Reaching the summit, clouds were blowing across the summit of Skottind. It’s already tripod light at noon these days, but I decided to add a 10 stop ND filter to capture the moving clouds, which looked slightly boring otherwise. I only brought my light hiking tripod, but finding a bit of a sheltered rock and keeping it fairly low, it seemed to hand 60 second exposures on the cold and windy summit of Nonstind better than expected.

I don’t know when/where I will see the sun again, but perhaps it will be here on Nonstind again in the first weeks of January when the sun returns to Lofoten again…

Head over to my Instagram account for (almost) daily postings of the local conditions here on Lofoten: @distant.north

Camera Info:
Nikon Z7 II
Nikon 14-30mm f/4
14mm
ISO 100
f 8
60 seconds
WB Daylight
10 Stop ND filter

Friday Photo #516 – November Twilight

Photo: Gentle waves flow over Myrland beach in soft pastel twilight light of afternoon in November, Flakstadøy, Lofoten Islands, Norway. November 16, 2022. 14:41

Now with over 500 Friday photo posts going back nearly 10 years, I’m sure I’m repeating myself again when I say the current year often seems to have opposite weather from the previous. Often this involves worse weather (this July/August), but sometimes we do get lucky, and so far for November this year, that is holding out. It seems it rained so much up north this summer that the sky finally ran out.

I’ve actually only been back on Lofoten about a week now after a trip over to Scotland for the last few weeks. But in these few, and short, days, I’ve already seen more sun than the previous two Novembers combined! Lofoten has been lucky with clear and calm days this week, which if the forecast is correct, will (mostly) carry on for at least a little while longer.

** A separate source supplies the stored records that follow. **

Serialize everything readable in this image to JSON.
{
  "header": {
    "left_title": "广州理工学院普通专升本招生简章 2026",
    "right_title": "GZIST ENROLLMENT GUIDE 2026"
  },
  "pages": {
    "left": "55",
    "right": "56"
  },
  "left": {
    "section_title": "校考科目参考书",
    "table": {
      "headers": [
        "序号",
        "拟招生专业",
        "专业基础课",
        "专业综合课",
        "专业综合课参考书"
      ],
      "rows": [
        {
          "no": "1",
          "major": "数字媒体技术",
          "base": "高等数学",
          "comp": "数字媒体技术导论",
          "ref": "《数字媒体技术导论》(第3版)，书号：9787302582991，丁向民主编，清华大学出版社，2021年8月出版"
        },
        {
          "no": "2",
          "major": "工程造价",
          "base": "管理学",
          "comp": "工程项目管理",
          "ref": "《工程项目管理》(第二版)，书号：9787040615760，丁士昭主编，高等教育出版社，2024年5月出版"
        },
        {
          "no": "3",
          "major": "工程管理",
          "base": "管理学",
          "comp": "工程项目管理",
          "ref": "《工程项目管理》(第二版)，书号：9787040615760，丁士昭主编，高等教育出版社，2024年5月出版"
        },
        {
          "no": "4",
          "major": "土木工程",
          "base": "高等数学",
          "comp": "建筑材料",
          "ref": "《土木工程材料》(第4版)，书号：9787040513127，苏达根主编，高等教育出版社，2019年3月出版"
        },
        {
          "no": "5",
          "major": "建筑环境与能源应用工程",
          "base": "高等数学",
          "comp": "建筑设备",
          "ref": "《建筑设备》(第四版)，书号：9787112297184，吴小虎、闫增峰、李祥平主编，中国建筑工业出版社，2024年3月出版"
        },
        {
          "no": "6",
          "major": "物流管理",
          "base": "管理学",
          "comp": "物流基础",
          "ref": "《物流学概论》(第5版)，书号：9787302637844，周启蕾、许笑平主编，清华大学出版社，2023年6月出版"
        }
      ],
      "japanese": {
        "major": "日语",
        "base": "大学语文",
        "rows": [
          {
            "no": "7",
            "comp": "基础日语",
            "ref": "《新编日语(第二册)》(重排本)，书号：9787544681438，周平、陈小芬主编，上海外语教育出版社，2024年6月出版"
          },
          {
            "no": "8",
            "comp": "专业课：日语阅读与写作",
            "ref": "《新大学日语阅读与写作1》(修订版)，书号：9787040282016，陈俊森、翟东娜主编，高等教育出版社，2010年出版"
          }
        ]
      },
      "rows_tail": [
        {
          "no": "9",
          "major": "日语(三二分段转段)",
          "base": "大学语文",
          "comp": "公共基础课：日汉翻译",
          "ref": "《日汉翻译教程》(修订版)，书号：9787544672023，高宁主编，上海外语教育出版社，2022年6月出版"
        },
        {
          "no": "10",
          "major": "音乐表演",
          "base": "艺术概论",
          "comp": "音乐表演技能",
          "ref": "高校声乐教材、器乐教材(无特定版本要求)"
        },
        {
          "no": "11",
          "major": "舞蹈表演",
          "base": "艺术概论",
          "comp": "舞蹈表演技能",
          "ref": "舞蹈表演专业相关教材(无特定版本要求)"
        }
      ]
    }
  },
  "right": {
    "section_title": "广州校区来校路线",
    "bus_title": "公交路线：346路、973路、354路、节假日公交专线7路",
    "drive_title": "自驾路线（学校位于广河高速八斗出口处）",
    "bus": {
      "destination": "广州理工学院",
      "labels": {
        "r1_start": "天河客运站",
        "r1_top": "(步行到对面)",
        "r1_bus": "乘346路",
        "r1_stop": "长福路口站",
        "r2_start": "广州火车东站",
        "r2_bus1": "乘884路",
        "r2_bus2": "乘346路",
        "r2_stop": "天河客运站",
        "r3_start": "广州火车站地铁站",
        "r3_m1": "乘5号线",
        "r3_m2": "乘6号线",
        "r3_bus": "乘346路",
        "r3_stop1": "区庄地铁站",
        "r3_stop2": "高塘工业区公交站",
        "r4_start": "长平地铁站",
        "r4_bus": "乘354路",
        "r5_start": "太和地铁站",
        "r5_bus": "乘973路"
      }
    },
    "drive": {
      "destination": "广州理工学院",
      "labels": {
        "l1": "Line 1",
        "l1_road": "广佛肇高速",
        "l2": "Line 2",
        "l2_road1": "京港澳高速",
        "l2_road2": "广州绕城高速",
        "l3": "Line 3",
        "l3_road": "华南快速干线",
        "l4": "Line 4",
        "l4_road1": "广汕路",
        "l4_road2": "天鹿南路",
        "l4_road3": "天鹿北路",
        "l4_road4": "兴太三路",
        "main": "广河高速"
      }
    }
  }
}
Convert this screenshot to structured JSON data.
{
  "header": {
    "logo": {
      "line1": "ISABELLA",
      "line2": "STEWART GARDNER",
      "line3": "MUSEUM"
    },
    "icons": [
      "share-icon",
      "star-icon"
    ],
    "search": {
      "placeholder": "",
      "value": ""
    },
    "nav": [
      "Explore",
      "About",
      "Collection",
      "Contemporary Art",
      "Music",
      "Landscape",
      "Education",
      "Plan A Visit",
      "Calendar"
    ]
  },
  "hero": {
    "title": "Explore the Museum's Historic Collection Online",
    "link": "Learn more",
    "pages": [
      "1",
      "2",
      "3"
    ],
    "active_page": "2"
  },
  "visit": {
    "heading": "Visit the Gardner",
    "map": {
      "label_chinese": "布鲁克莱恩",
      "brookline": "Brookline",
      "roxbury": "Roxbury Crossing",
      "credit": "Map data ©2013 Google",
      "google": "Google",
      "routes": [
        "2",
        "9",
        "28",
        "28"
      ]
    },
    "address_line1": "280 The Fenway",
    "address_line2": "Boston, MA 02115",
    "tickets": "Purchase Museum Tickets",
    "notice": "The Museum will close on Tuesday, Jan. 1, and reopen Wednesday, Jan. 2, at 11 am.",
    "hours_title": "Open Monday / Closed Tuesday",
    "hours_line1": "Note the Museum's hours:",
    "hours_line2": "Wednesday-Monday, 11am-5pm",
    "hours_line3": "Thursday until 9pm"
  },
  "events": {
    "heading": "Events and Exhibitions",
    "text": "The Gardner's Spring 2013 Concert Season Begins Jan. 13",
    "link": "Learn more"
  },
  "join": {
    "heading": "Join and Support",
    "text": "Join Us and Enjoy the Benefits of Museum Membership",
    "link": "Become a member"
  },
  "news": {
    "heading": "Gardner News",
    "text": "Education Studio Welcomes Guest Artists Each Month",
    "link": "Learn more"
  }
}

With the sun low on the southern horizon, much of the day is filled with pastel twilight colors, especially so on the northern side of Lofoten where the sun doesn’t quite reach anymore. In a couple more weeks, as Lofoten enters the Polar Night, twilight is all we will have – similar to this image, taken about a half hour after sunset.

I unfortunately haven’t had much time for hiking as I’m busy catching up with work after what has been a busy autumn with me mostly out of the house since the middle of August. Normally I spend most of this time of year working on writing projects and hiking guide updates on the website. And normally the sideways November rain and wind is an aid to that process. But at the moment looking out the window is quite distracting! At least I can manage to wander down to the beach for a couple images between emails and Excel spreadsheets and image keywording…

Head over to my Instagram account for (almost) daily postings of the local conditions here on Lofoten: @distant.north

Camera Info:
Nikon Z7 II
Nikon 14-30mm f/4
14mm
ISO 31
f 10
1 second
WB Daylight